Element data from apps and pages
_ _ _ _

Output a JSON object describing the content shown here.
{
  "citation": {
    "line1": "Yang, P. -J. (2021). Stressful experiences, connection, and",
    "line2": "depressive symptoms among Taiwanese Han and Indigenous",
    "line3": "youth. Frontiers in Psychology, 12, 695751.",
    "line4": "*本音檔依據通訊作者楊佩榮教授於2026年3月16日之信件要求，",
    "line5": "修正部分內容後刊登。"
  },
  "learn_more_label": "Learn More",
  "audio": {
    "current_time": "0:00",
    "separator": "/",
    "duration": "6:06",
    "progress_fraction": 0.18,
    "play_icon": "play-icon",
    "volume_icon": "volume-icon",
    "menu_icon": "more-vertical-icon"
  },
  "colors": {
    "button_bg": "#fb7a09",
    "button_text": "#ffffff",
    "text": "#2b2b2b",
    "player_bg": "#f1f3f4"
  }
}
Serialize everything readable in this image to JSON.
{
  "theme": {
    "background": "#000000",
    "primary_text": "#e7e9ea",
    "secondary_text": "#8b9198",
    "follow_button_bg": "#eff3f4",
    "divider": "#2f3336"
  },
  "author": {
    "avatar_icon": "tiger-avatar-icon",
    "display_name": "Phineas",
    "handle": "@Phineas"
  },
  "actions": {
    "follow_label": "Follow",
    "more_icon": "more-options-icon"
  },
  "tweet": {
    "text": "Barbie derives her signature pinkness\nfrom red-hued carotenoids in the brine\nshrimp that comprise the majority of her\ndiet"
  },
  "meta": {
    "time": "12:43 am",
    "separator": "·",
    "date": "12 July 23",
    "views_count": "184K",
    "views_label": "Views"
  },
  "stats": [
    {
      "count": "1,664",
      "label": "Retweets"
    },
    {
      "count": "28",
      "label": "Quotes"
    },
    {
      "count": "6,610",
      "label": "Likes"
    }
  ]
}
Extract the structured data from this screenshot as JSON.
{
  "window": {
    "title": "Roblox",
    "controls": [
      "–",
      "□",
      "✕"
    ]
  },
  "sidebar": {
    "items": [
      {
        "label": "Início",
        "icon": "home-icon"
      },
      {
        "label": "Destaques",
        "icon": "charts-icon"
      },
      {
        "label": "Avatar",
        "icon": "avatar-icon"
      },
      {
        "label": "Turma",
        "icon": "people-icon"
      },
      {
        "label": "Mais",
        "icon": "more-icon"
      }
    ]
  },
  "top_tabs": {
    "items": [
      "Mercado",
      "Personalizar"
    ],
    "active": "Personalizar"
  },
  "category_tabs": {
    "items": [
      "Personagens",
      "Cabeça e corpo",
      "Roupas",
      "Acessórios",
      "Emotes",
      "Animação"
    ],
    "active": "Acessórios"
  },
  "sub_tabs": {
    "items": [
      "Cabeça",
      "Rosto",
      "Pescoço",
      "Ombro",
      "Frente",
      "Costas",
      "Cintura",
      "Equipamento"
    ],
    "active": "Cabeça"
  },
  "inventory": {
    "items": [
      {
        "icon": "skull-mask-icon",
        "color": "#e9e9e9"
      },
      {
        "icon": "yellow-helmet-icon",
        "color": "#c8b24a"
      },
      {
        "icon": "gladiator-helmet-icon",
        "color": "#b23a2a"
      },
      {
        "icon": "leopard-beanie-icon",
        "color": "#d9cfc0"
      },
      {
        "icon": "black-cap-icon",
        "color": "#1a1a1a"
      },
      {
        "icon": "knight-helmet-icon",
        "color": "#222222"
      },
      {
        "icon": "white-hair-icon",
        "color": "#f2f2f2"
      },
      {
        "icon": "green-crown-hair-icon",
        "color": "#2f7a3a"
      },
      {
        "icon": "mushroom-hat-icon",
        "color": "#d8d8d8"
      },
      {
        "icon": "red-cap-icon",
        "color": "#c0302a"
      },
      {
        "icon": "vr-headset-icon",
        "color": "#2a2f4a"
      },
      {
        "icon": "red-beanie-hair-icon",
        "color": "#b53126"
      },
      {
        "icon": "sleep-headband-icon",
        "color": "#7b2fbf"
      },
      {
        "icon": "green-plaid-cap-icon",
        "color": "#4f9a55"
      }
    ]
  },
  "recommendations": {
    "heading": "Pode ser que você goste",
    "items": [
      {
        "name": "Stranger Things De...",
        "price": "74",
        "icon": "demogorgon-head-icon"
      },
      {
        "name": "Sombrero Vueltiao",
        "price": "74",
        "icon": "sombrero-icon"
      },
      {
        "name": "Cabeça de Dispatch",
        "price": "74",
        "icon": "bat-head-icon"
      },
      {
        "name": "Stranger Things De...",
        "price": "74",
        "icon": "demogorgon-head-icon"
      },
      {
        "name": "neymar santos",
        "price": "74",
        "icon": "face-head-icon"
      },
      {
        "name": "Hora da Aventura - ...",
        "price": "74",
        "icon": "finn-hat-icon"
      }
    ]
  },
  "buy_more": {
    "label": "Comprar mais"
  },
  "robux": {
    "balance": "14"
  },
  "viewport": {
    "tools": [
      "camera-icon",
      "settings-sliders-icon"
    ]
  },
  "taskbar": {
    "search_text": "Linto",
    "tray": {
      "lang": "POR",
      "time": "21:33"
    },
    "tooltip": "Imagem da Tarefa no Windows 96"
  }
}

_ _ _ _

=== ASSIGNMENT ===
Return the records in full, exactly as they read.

=== SOLUTION FOR THIS TASK ===
Output a JSON object describing the content shown here.
{
  "citation": {
    "line1": "Yang, P. -J. (2021). Stressful experiences, connection, and",
    "line2": "depressive symptoms among Taiwanese Han and Indigenous",
    "line3": "youth. Frontiers in Psychology, 12, 695751.",
    "line4": "*本音檔依據通訊作者楊佩榮教授於2026年3月16日之信件要求，",
    "line5": "修正部分內容後刊登。"
  },
  "learn_more_label": "Learn More",
  "audio": {
    "current_time": "0:00",
    "separator": "/",
    "duration": "6:06",
    "progress_fraction": 0.18,
    "play_icon": "play-icon",
    "volume_icon": "volume-icon",
    "menu_icon": "more-vertical-icon"
  },
  "colors": {
    "button_bg": "#fb7a09",
    "button_text": "#ffffff",
    "text": "#2b2b2b",
    "player_bg": "#f1f3f4"
  }
}
Serialize everything readable in this image to JSON.
{
  "theme": {
    "background": "#000000",
    "primary_text": "#e7e9ea",
    "secondary_text": "#8b9198",
    "follow_button_bg": "#eff3f4",
    "divider": "#2f3336"
  },
  "author": {
    "avatar_icon": "tiger-avatar-icon",
    "display_name": "Phineas",
    "handle": "@Phineas"
  },
  "actions": {
    "follow_label": "Follow",
    "more_icon": "more-options-icon"
  },
  "tweet": {
    "text": "Barbie derives her signature pinkness\nfrom red-hued carotenoids in the brine\nshrimp that comprise the majority of her\ndiet"
  },
  "meta": {
    "time": "12:43 am",
    "separator": "·",
    "date": "12 July 23",
    "views_count": "184K",
    "views_label": "Views"
  },
  "stats": [
    {
      "count": "1,664",
      "label": "Retweets"
    },
    {
      "count": "28",
      "label": "Quotes"
    },
    {
      "count": "6,610",
      "label": "Likes"
    }
  ]
}
Extract the structured data from this screenshot as JSON.
{
  "window": {
    "title": "Roblox",
    "controls": [
      "–",
      "□",
      "✕"
    ]
  },
  "sidebar": {
    "items": [
      {
        "label": "Início",
        "icon": "home-icon"
      },
      {
        "label": "Destaques",
        "icon": "charts-icon"
      },
      {
        "label": "Avatar",
        "icon": "avatar-icon"
      },
      {
        "label": "Turma",
        "icon": "people-icon"
      },
      {
        "label": "Mais",
        "icon": "more-icon"
      }
    ]
  },
  "top_tabs": {
    "items": [
      "Mercado",
      "Personalizar"
    ],
    "active": "Personalizar"
  },
  "category_tabs": {
    "items": [
      "Personagens",
      "Cabeça e corpo",
      "Roupas",
      "Acessórios",
      "Emotes",
      "Animação"
    ],
    "active": "Acessórios"
  },
  "sub_tabs": {
    "items": [
      "Cabeça",
      "Rosto",
      "Pescoço",
      "Ombro",
      "Frente",
      "Costas",
      "Cintura",
      "Equipamento"
    ],
    "active": "Cabeça"
  },
  "inventory": {
    "items": [
      {
        "icon": "skull-mask-icon",
        "color": "#e9e9e9"
      },
      {
        "icon": "yellow-helmet-icon",
        "color": "#c8b24a"
      },
      {
        "icon": "gladiator-helmet-icon",
        "color": "#b23a2a"
      },
      {
        "icon": "leopard-beanie-icon",
        "color": "#d9cfc0"
      },
      {
        "icon": "black-cap-icon",
        "color": "#1a1a1a"
      },
      {
        "icon": "knight-helmet-icon",
        "color": "#222222"
      },
      {
        "icon": "white-hair-icon",
        "color": "#f2f2f2"
      },
      {
        "icon": "green-crown-hair-icon",
        "color": "#2f7a3a"
      },
      {
        "icon": "mushroom-hat-icon",
        "color": "#d8d8d8"
      },
      {
        "icon": "red-cap-icon",
        "color": "#c0302a"
      },
      {
        "icon": "vr-headset-icon",
        "color": "#2a2f4a"
      },
      {
        "icon": "red-beanie-hair-icon",
        "color": "#b53126"
      },
      {
        "icon": "sleep-headband-icon",
        "color": "#7b2fbf"
      },
      {
        "icon": "green-plaid-cap-icon",
        "color": "#4f9a55"
      }
    ]
  },
  "recommendations": {
    "heading": "Pode ser que você goste",
    "items": [
      {
        "name": "Stranger Things De...",
        "price": "74",
        "icon": "demogorgon-head-icon"
      },
      {
        "name": "Sombrero Vueltiao",
        "price": "74",
        "icon": "sombrero-icon"
      },
      {
        "name": "Cabeça de Dispatch",
        "price": "74",
        "icon": "bat-head-icon"
      },
      {
        "name": "Stranger Things De...",
        "price": "74",
        "icon": "demogorgon-head-icon"
      },
      {
        "name": "neymar santos",
        "price": "74",
        "icon": "face-head-icon"
      },
      {
        "name": "Hora da Aventura - ...",
        "price": "74",
        "icon": "finn-hat-icon"
      }
    ]
  },
  "buy_more": {
    "label": "Comprar mais"
  },
  "robux": {
    "balance": "14"
  },
  "viewport": {
    "tools": [
      "camera-icon",
      "settings-sliders-icon"
    ]
  },
  "taskbar": {
    "search_text": "Linto",
    "tray": {
      "lang": "POR",
      "time": "21:33"
    },
    "tooltip": "Imagem da Tarefa no Windows 96"
  }
}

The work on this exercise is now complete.